automaticity

(redirected from altered automaticity)

automaticity

 [aw″to-mah-tis´ĭ-te]
the ability of a cell to depolarize itself, reach threshold potential, and produce a propagated action potential; cells with this capability are called automatic cells.
abnormal automaticity a type of altered automaticity occurring in cells that do not normally possess that property, as in myocardial cells with severely depressed function that have lost their fast sodium channels.
altered automaticity ectopic automatic firing of myocardial cells; there are two types, enhanced normal automaticity and abnormal automaticity.
enhanced normal automaticity a type of altered automaticity seen in pacemaker cells, caused by a steepening of phase 4 such as occurs in the presence of excess catecholamines, which causes premature beats to occur.
Miller-Keane Encyclopedia and Dictionary of Medicine, Nursing, and Allied Health, Seventh Edition. © 2003 by Saunders, an imprint of Elsevier, Inc. All rights reserved.

automaticity

Cardiac pacing The inherent property of individual myocardial cells to depolarize spontaneously Neurology Automatism, see there.
McGraw-Hill Concise Dictionary of Modern Medicine. © 2002 by The McGraw-Hill Companies, Inc.

au·to·ma·ti·ci·ty

(awtō-mă-tisi-tē)
A property of myocardial cells by which they intrinsically depolarize and initiate an action potential.
Medical Dictionary for the Health Professions and Nursing © Farlex 2012

Patient discussion about automaticity

Q. My friend told me that following a vegetarian diet will help to lose weight automatically? Is that so? My friend told me that following a vegetarian diet will help to lose weight automatically? Is that so?
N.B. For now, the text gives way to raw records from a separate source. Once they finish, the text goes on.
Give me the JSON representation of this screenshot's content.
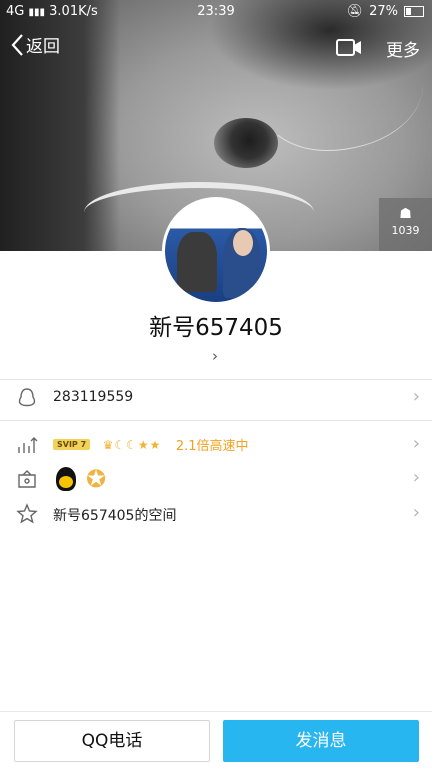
{
  "status_bar": {
    "network": "4G",
    "speed": "3.01K/s",
    "time": "23:39",
    "battery": "27%"
  },
  "header": {
    "back_label": "返回",
    "more_label": "更多"
  },
  "cover": {
    "view_count": "1039"
  },
  "profile": {
    "name": "新号657405"
  },
  "info": {
    "qq_number": "283119559",
    "vip_badge": "SVIP 7",
    "speed_text": "2.1倍高速中",
    "space_text": "新号657405的空间"
  },
  "bottom": {
    "call_label": "QQ电话",
    "message_label": "发消息"
  },
  "colors": {
    "accent": "#28b6f0",
    "vip_orange": "#f2a221"
  }
}
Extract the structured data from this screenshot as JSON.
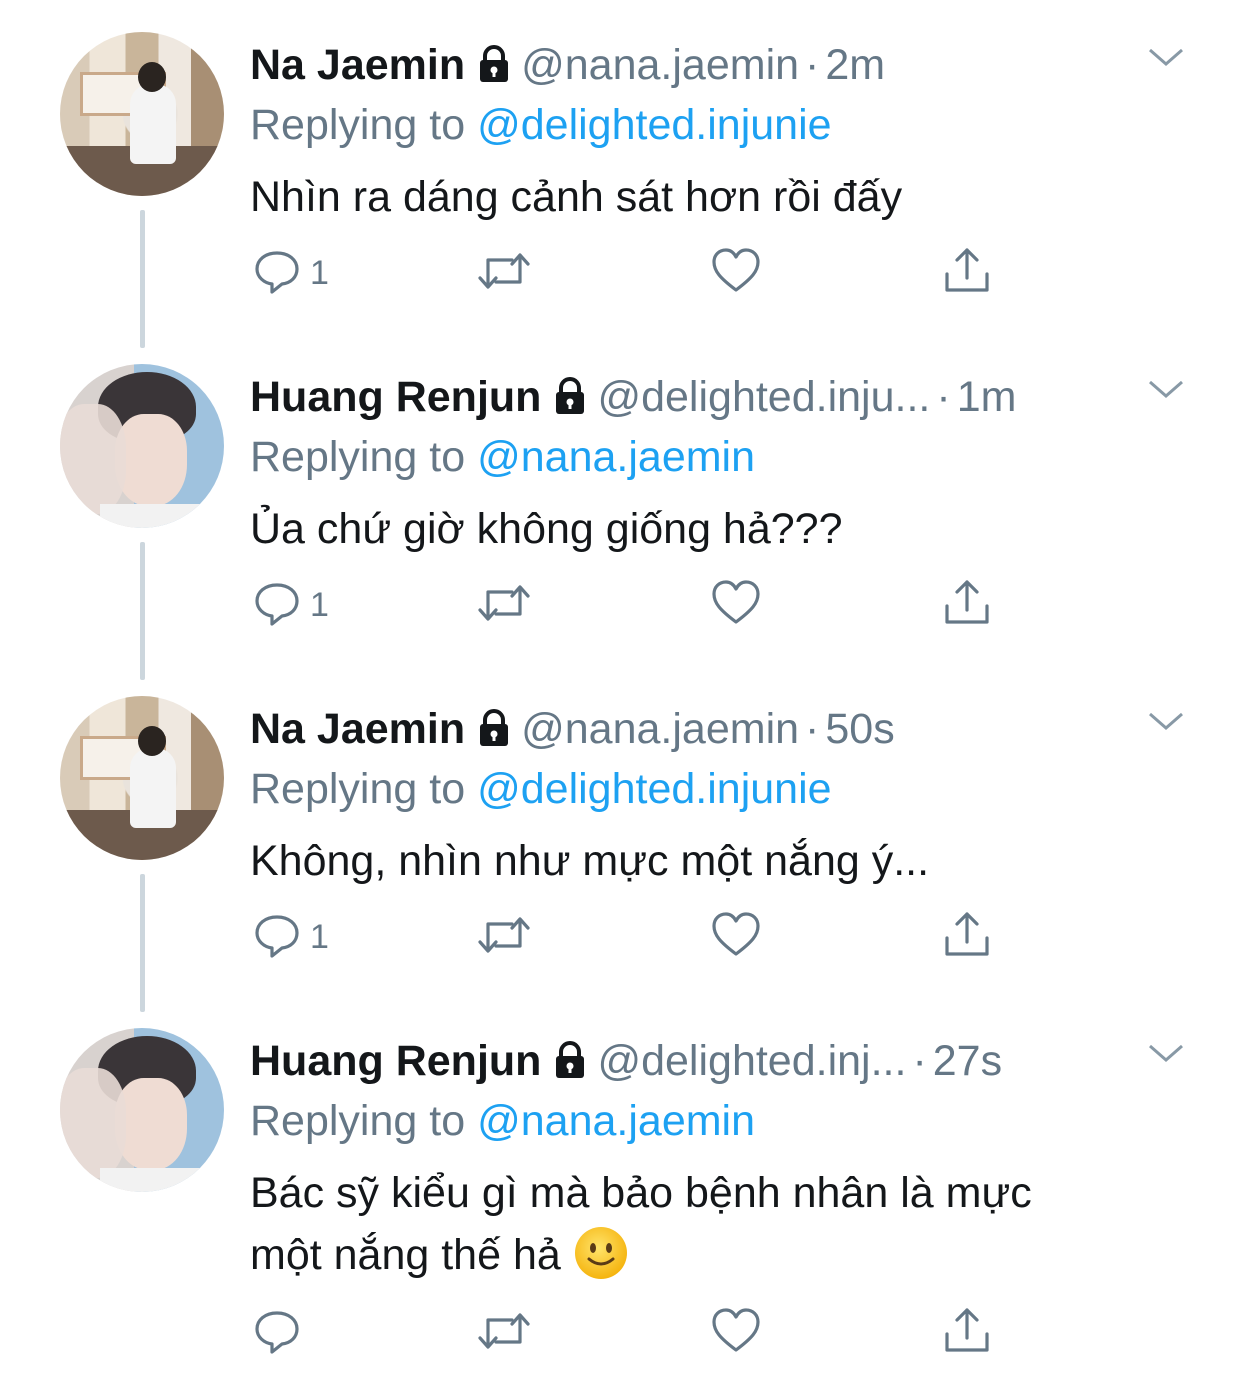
{
  "tweets": [
    {
      "name": "Na Jaemin",
      "handle": "@nana.jaemin",
      "separator": "·",
      "time": "2m",
      "reply_prefix": "Replying to",
      "reply_to": "@delighted.injunie",
      "text": "Nhìn ra dáng cảnh sát hơn rồi đấy",
      "reply_count": "1",
      "avatar": "kitchen-photo-avatar"
    },
    {
      "name": "Huang Renjun",
      "handle": "@delighted.inju...",
      "separator": "·",
      "time": "1m",
      "reply_prefix": "Replying to",
      "reply_to": "@nana.jaemin",
      "text": "Ủa chứ giờ không giống hả???",
      "reply_count": "1",
      "avatar": "portrait-photo-avatar"
    },
    {
      "name": "Na Jaemin",
      "handle": "@nana.jaemin",
      "separator": "·",
      "time": "50s",
      "reply_prefix": "Replying to",
      "reply_to": "@delighted.injunie",
      "text": "Không, nhìn như mực một nắng ý...",
      "reply_count": "1",
      "avatar": "kitchen-photo-avatar"
    },
    {
      "name": "Huang Renjun",
      "handle": "@delighted.inj...",
      "separator": "·",
      "time": "27s",
      "reply_prefix": "Replying to",
      "reply_to": "@nana.jaemin",
      "text_line1": "Bác sỹ kiểu gì mà bảo bệnh nhân là mực",
      "text_line2": "một nắng thế hả",
      "reply_count": "",
      "avatar": "portrait-photo-avatar",
      "emoji": "slightly-smiling-face-emoji"
    }
  ],
  "icons": {
    "reply": "reply-icon",
    "retweet": "retweet-icon",
    "like": "heart-icon",
    "share": "share-icon",
    "lock": "lock-icon",
    "menu": "chevron-down-icon"
  },
  "colors": {
    "text": "#14171a",
    "secondary": "#657786",
    "link": "#1da1f2",
    "thread_line": "#ccd6dd"
  }
}
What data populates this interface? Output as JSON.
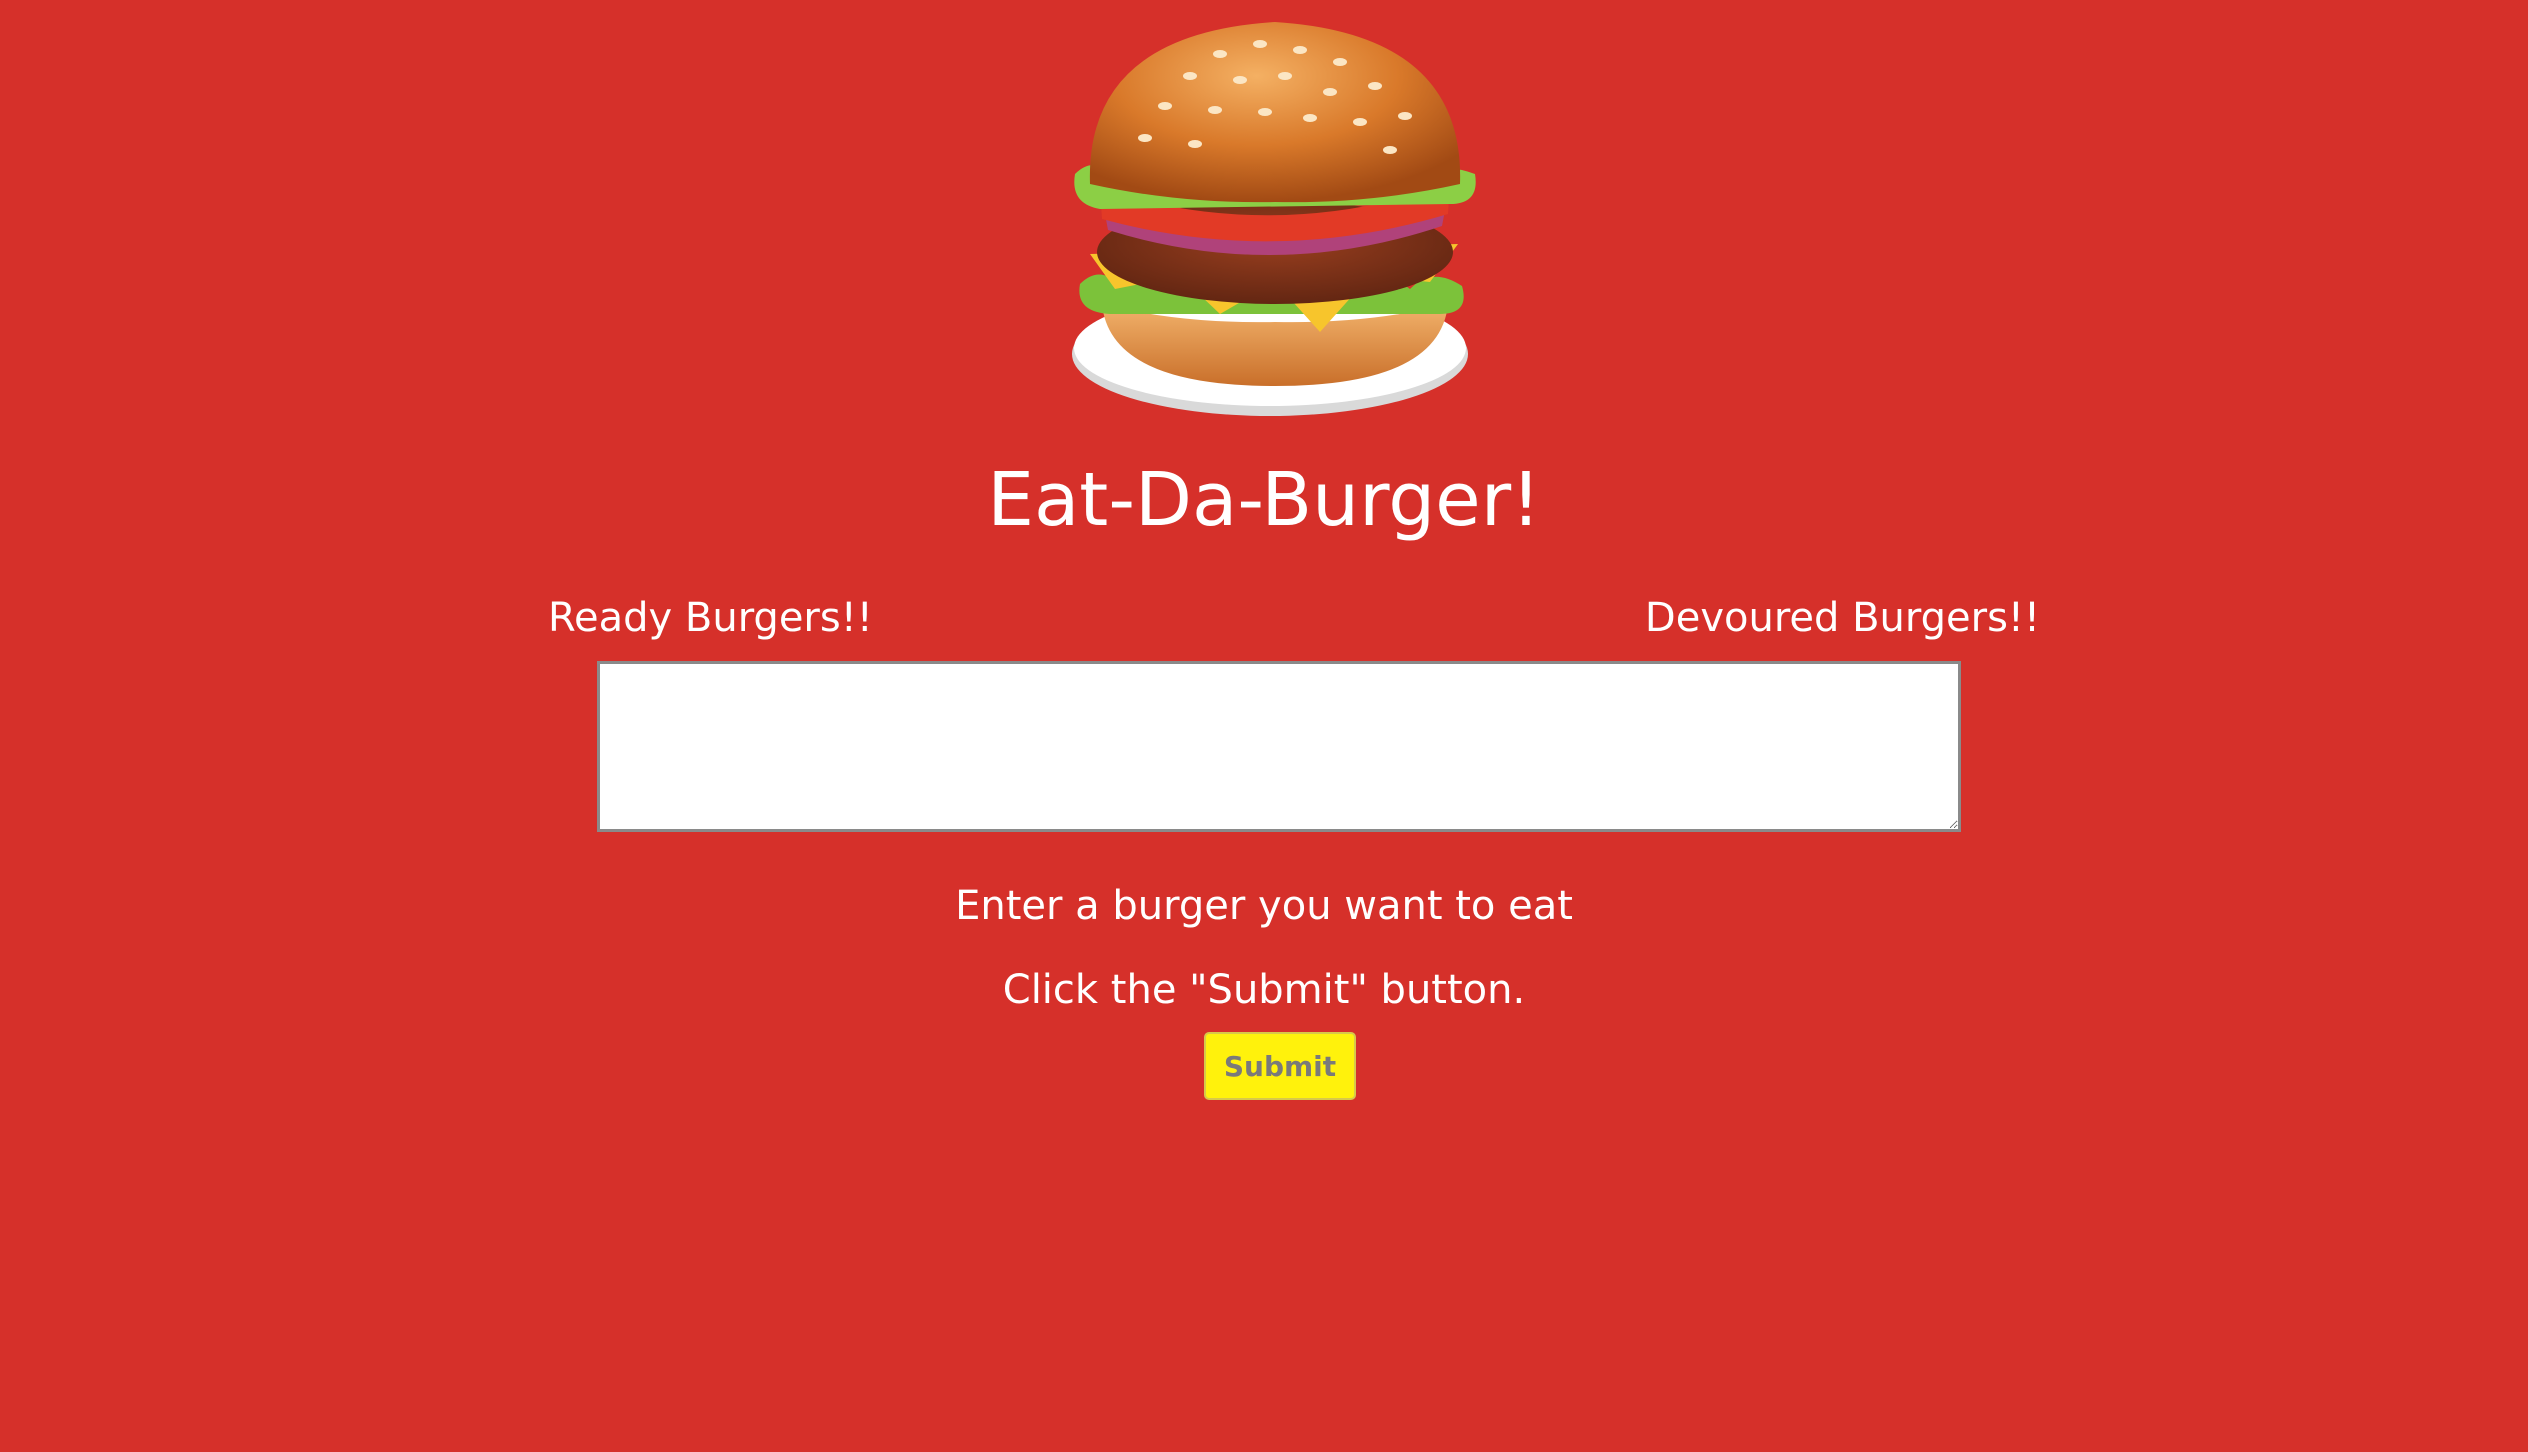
{
  "header": {
    "logo_icon": "burger-icon",
    "title": "Eat-Da-Burger!"
  },
  "columns": {
    "ready_label": "Ready Burgers!!",
    "devoured_label": "Devoured Burgers!!"
  },
  "form": {
    "burger_input_value": "",
    "instruction_1": "Enter a burger you want to eat",
    "instruction_2": "Click the \"Submit\" button.",
    "submit_label": "Submit"
  },
  "colors": {
    "background": "#d6302a",
    "button": "#fff20c",
    "text": "#ffffff"
  }
}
A. No necessarily. Your body will be in shock for a bit from the switch over. I think eating natural and unprocessed foods cause the major decline in weight since its all natural.

More discussions about automaticity
This content is provided by iMedix and is subject to iMedix Terms. The Questions and Answers are not endorsed or recommended and are made available by patients, not doctors.